It’s a fact – we cannot read our horses minds and they cannot speak to us when it is related to heat stress or stroke. We can only watch for the signs of discomfort. As a horse-owner for nearly 20 years I thought I saw it all from cuts to colic. This can be treated with medication. The question you should be asking is “How can you stay on top of heat related illness?” This is simple – take care of the external with our Equine Cooling Vests. Equine Cooling Vests reduce heat related illness.

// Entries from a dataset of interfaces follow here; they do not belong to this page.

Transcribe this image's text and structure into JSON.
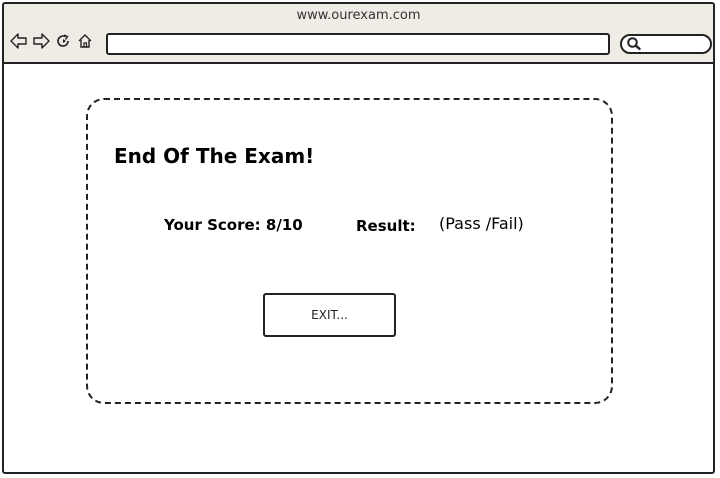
{
  "browser": {
    "url": "www.ourexam.com",
    "address_value": "",
    "search_value": "",
    "icons": [
      "back-arrow-icon",
      "forward-arrow-icon",
      "reload-icon",
      "home-icon",
      "search-icon"
    ]
  },
  "dialog": {
    "title": "End Of The Exam!",
    "score_text": "Your Score: 8/10",
    "result_label": "Result:",
    "result_value": "(Pass /Fail)",
    "exit_label": "EXIT..."
  }
}
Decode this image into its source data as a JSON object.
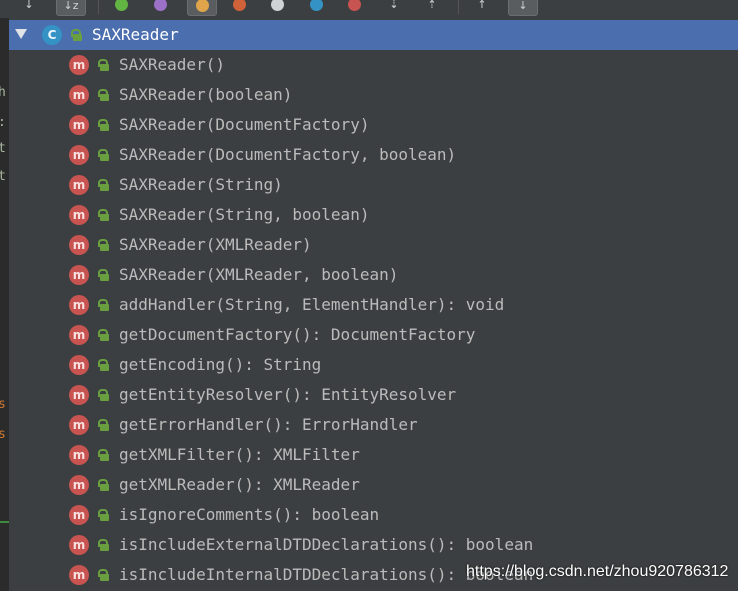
{
  "toolbar": {
    "icons": [
      {
        "name": "sort-by-visibility-icon",
        "glyph": "↓"
      },
      {
        "name": "sort-alphabetically-icon",
        "glyph": "↓z"
      },
      {
        "name": "show-fields-icon",
        "color": "#62b543"
      },
      {
        "name": "show-properties-icon",
        "color": "#9c72c8"
      },
      {
        "name": "show-inherited-icon",
        "color": "#e0a44a"
      },
      {
        "name": "show-anonymous-icon",
        "color": "#d0623a"
      },
      {
        "name": "show-non-public-icon",
        "color": "#cfd3d6"
      },
      {
        "name": "show-lambdas-icon",
        "color": "#3592c4"
      },
      {
        "name": "show-exceptions-icon",
        "color": "#c75450"
      },
      {
        "name": "expand-all-icon",
        "glyph": "⇣"
      },
      {
        "name": "collapse-all-icon",
        "glyph": "⇡"
      },
      {
        "name": "autoscroll-to-source-icon",
        "glyph": "↑"
      },
      {
        "name": "autoscroll-from-source-icon",
        "glyph": "↓"
      }
    ]
  },
  "editor_strip": {
    "chars": [
      {
        "text": "h",
        "color": "#a9b7a0"
      },
      {
        "text": ":",
        "color": "#a9b7a0"
      },
      {
        "text": "t",
        "color": "#a9b7a0"
      },
      {
        "text": "t",
        "color": "#a9b7a0"
      },
      {
        "text": "s",
        "color": "#cc7832"
      },
      {
        "text": "s",
        "color": "#cc7832"
      }
    ]
  },
  "structure": {
    "root": {
      "kind": "C",
      "label": "SAXReader",
      "expanded": true
    },
    "members": [
      {
        "kind": "m",
        "label": "SAXReader()"
      },
      {
        "kind": "m",
        "label": "SAXReader(boolean)"
      },
      {
        "kind": "m",
        "label": "SAXReader(DocumentFactory)"
      },
      {
        "kind": "m",
        "label": "SAXReader(DocumentFactory, boolean)"
      },
      {
        "kind": "m",
        "label": "SAXReader(String)"
      },
      {
        "kind": "m",
        "label": "SAXReader(String, boolean)"
      },
      {
        "kind": "m",
        "label": "SAXReader(XMLReader)"
      },
      {
        "kind": "m",
        "label": "SAXReader(XMLReader, boolean)"
      },
      {
        "kind": "m",
        "label": "addHandler(String, ElementHandler): void"
      },
      {
        "kind": "m",
        "label": "getDocumentFactory(): DocumentFactory"
      },
      {
        "kind": "m",
        "label": "getEncoding(): String"
      },
      {
        "kind": "m",
        "label": "getEntityResolver(): EntityResolver"
      },
      {
        "kind": "m",
        "label": "getErrorHandler(): ErrorHandler"
      },
      {
        "kind": "m",
        "label": "getXMLFilter(): XMLFilter"
      },
      {
        "kind": "m",
        "label": "getXMLReader(): XMLReader"
      },
      {
        "kind": "m",
        "label": "isIgnoreComments(): boolean"
      },
      {
        "kind": "m",
        "label": "isIncludeExternalDTDDeclarations(): boolean"
      },
      {
        "kind": "m",
        "label": "isIncludeInternalDTDDeclarations(): boolean"
      }
    ]
  },
  "watermark": "https://blog.csdn.net/zhou920786312",
  "colors": {
    "background": "#3c3f41",
    "selection": "#4b6eaf",
    "method_badge": "#c75450",
    "class_badge": "#3592c4",
    "public_lock": "#6a9f3f",
    "text": "#bbbbbb"
  }
}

Cooling with the use of Fans, Sprinklers, and Hydration are all within our immediate grasp except when we are on the Trail. Whether you are on a short ride or a long ride you have to plan ahead. One of the items we bring when trailering off-site is our water activated cooling vest for our horses. So easy to use. We activate the vest prior to leaving with some water in a ziploc bag or bucket. The water does not have to be hot and since there are no beads or gels we know our horses will not be exposed to toxic chemicals or vapors.
Once activated the vest can be applied with the two adjustable elastic straps. Criss-Cross over the back and the vest fits comfortably along the horse’s chest. In addition, this vest works on evaporative cooling due to the special fibers that create the Hydroweave fabric. This technology has been in place for well over 10 years starting out in the medical field and then working it’s way into recreational areas. First Responders to Racecar drivers have used this fabric. The fabric can be washed and dried naturally or in the dryer. The fibers in this material take anywhere from 24-48 hours to thoroughly dry thus proving it’s ability to hold water to assist in the cooling process. Equine Cooling Vests reduce heat related illness by evaporating the heat along the chest wall keeping the heart and lungs cool.
Who in the Equine industry needs this vest? EVERYONE Now is the time to purchase these products . Yours horses will thank you!